Cold fronts are usually associated with depressions. A cold front is defined as the transition zone where a cold air mass is replacing a warmer air mass. At a cold front cold air following warm air undercuts the warm air, heaving it upwards with a more violent thrust compared to the steady rise of air at a warm front. The air associated with a cold front is usually unstable and conducive to cumulonimbus cloud formation. Because the upthrust is delivered along a boundary between the two air masses, the cumulonimbus form a well-defined line in contrast to the well-spaced clouds forming during thermal convection.

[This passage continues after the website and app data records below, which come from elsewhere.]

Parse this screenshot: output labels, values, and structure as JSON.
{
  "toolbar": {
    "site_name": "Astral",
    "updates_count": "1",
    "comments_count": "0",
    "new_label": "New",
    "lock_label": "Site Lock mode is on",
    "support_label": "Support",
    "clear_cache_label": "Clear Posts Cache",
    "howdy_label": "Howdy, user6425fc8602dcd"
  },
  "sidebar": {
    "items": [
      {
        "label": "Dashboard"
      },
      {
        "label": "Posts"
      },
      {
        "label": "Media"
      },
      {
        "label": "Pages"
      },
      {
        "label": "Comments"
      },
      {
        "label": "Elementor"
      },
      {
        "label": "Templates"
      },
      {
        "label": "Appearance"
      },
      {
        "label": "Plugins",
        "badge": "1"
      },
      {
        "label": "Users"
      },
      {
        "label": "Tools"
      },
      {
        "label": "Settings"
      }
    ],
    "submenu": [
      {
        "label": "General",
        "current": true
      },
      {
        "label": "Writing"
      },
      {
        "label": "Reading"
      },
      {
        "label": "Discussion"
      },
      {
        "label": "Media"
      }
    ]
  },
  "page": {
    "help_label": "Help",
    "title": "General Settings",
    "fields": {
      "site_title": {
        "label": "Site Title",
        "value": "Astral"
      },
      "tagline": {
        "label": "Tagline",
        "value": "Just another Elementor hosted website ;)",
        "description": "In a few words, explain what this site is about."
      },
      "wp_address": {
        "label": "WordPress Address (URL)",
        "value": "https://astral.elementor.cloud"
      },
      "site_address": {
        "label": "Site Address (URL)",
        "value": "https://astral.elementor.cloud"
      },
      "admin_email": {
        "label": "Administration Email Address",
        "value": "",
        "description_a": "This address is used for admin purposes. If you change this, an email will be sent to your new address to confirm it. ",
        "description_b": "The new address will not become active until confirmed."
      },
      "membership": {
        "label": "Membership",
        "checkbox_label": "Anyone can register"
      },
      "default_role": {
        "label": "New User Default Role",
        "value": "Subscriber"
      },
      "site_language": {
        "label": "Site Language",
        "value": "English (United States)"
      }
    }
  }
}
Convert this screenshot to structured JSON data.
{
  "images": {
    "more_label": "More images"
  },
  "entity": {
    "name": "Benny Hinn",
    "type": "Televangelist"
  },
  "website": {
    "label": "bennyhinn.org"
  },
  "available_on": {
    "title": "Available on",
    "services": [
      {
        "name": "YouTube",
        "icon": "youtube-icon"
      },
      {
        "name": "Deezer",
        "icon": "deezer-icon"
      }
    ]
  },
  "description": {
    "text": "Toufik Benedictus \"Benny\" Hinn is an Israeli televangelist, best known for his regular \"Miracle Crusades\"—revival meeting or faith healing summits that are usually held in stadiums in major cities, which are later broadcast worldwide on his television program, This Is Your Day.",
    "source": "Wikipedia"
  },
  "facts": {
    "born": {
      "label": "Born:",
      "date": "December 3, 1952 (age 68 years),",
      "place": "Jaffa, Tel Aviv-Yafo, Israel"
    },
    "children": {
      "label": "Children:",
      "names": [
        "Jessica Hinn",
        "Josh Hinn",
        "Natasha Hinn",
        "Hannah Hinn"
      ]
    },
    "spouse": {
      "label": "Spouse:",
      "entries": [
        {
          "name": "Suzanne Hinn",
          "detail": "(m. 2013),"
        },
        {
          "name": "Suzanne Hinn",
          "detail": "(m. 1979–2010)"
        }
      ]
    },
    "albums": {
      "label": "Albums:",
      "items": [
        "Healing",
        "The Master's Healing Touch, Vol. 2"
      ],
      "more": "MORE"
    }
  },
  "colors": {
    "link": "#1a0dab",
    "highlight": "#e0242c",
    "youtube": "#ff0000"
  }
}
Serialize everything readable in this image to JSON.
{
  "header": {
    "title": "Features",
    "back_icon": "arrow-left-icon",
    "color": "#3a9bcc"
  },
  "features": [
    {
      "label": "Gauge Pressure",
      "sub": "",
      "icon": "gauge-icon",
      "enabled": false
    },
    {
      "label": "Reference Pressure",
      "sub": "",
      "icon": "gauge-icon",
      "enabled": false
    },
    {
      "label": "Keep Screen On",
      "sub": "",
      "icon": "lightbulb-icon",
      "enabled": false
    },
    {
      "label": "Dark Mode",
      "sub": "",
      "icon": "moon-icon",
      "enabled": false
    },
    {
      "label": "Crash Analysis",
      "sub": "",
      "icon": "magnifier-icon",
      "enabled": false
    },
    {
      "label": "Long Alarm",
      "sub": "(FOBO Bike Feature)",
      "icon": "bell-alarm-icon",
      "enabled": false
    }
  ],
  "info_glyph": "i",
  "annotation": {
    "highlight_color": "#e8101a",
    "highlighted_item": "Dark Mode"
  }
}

Usually, rainfall associated with cold fronts is in the form of heavy deluge. More rain may fall in a few minutes as the cold front passes than during the whole passage of a warm front. As the cold front passes, the clouds roll by and the air temperature may become noticeably cooler, with temperatures dropping by 5C or more within the first hour.
On synoptic (weather) charts a cold front is represented by a solid line with triangles along the front pointing towards the warmer air and in the direction of movement. On colored weather maps, a cold front is drawn with a solid blue line.